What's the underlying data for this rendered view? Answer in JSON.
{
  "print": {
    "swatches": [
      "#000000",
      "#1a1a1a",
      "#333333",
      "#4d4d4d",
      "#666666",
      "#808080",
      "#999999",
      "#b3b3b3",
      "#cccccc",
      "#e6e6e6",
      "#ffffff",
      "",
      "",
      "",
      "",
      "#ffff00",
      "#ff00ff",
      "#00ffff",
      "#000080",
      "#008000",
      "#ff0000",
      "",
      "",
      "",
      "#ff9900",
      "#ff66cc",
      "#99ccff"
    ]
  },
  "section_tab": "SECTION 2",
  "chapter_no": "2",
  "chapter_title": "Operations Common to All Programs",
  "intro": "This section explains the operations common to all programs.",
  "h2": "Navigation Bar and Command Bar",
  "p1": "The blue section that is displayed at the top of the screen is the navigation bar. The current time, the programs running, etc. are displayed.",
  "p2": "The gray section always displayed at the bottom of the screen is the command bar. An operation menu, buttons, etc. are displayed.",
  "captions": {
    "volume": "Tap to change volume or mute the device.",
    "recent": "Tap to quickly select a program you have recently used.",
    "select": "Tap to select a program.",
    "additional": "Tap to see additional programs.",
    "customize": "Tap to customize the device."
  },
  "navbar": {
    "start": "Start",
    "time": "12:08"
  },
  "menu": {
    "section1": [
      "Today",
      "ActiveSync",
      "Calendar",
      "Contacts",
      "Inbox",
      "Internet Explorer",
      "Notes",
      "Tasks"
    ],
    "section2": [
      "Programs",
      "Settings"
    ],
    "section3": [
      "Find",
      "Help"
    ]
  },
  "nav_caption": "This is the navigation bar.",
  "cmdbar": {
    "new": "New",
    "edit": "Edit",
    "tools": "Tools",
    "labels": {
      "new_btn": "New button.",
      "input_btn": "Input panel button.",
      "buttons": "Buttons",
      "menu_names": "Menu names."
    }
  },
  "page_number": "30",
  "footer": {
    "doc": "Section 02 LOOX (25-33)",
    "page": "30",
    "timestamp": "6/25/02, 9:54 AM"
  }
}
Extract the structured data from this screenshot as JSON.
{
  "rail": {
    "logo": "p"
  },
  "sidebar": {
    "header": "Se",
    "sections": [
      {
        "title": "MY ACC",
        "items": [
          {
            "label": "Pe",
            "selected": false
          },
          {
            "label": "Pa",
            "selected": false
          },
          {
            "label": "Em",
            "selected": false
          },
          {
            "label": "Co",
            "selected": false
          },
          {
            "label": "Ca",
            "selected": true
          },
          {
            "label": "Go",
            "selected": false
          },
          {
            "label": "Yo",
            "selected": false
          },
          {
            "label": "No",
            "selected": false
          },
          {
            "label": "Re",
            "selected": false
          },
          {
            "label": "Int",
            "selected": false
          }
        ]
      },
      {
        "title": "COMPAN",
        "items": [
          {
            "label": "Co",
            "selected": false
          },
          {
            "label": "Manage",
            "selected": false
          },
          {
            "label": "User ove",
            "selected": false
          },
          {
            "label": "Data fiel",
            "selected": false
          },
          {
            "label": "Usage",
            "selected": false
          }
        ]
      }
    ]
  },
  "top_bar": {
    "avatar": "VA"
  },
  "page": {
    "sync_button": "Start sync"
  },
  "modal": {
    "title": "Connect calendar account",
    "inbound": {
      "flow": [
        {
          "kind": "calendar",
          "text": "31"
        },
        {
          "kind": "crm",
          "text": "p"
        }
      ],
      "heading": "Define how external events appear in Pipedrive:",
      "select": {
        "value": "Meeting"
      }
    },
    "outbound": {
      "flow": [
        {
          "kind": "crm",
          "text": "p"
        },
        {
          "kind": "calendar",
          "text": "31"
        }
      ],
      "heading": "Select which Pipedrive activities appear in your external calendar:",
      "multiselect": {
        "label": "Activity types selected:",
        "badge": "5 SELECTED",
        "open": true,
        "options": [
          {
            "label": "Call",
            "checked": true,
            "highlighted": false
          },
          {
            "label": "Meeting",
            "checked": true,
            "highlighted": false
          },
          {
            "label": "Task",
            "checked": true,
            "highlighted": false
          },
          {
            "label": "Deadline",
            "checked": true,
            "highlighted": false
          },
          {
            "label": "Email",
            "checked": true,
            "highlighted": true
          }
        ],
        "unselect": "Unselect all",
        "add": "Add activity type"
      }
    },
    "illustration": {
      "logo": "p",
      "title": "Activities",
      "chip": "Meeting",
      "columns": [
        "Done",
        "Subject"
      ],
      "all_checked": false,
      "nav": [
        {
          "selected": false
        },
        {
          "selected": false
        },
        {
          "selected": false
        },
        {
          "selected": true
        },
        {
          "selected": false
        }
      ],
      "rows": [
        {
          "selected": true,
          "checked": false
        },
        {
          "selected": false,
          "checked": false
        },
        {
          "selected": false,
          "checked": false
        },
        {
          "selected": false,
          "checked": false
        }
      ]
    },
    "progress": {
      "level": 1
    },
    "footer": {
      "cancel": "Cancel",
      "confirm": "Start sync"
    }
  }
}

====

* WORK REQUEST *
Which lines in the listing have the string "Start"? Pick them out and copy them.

* YOUR SOLUTION *
    "start": "Start",
    "sync_button": "Start sync"
      "confirm": "Start sync"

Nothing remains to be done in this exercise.